DATA FOR PROCESSING section start

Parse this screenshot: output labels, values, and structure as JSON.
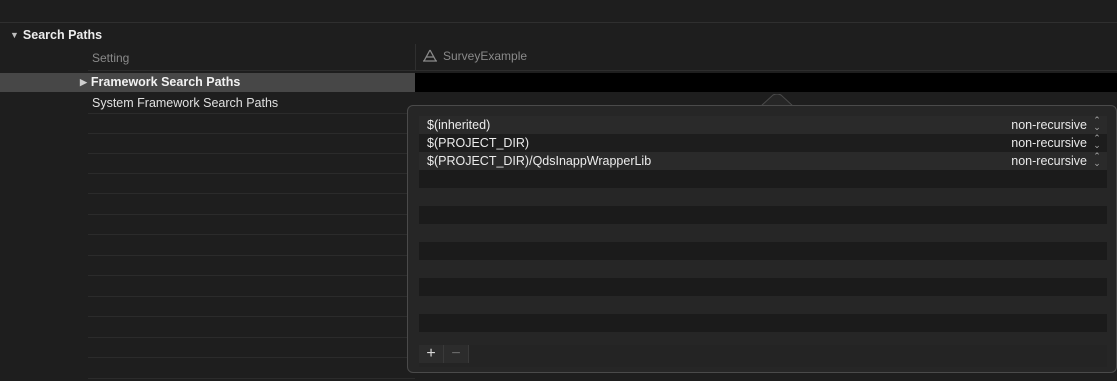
{
  "section": {
    "title": "Search Paths"
  },
  "columns": {
    "setting": "Setting",
    "target": "SurveyExample",
    "target_icon": "xcode-target-icon"
  },
  "rows": {
    "framework": "Framework Search Paths",
    "system_framework": "System Framework Search Paths"
  },
  "popover": {
    "items": [
      {
        "path": "$(inherited)",
        "mode": "non-recursive"
      },
      {
        "path": "$(PROJECT_DIR)",
        "mode": "non-recursive"
      },
      {
        "path": "$(PROJECT_DIR)/QdsInappWrapperLib",
        "mode": "non-recursive"
      }
    ],
    "add_label": "+",
    "remove_label": "−"
  }
}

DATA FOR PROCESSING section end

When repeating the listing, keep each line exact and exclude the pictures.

Parse this screenshot: output labels, values, and structure as JSON.
{
  "section": {
    "title": "Search Paths"
  },
  "columns": {
    "setting": "Setting",
    "target": "SurveyExample",
    "target_icon": "xcode-target-icon"
  },
  "rows": {
    "framework": "Framework Search Paths",
    "system_framework": "System Framework Search Paths"
  },
  "popover": {
    "items": [
      {
        "path": "$(inherited)",
        "mode": "non-recursive"
      },
      {
        "path": "$(PROJECT_DIR)",
        "mode": "non-recursive"
      },
      {
        "path": "$(PROJECT_DIR)/QdsInappWrapperLib",
        "mode": "non-recursive"
      }
    ],
    "add_label": "+",
    "remove_label": "−"
  }
}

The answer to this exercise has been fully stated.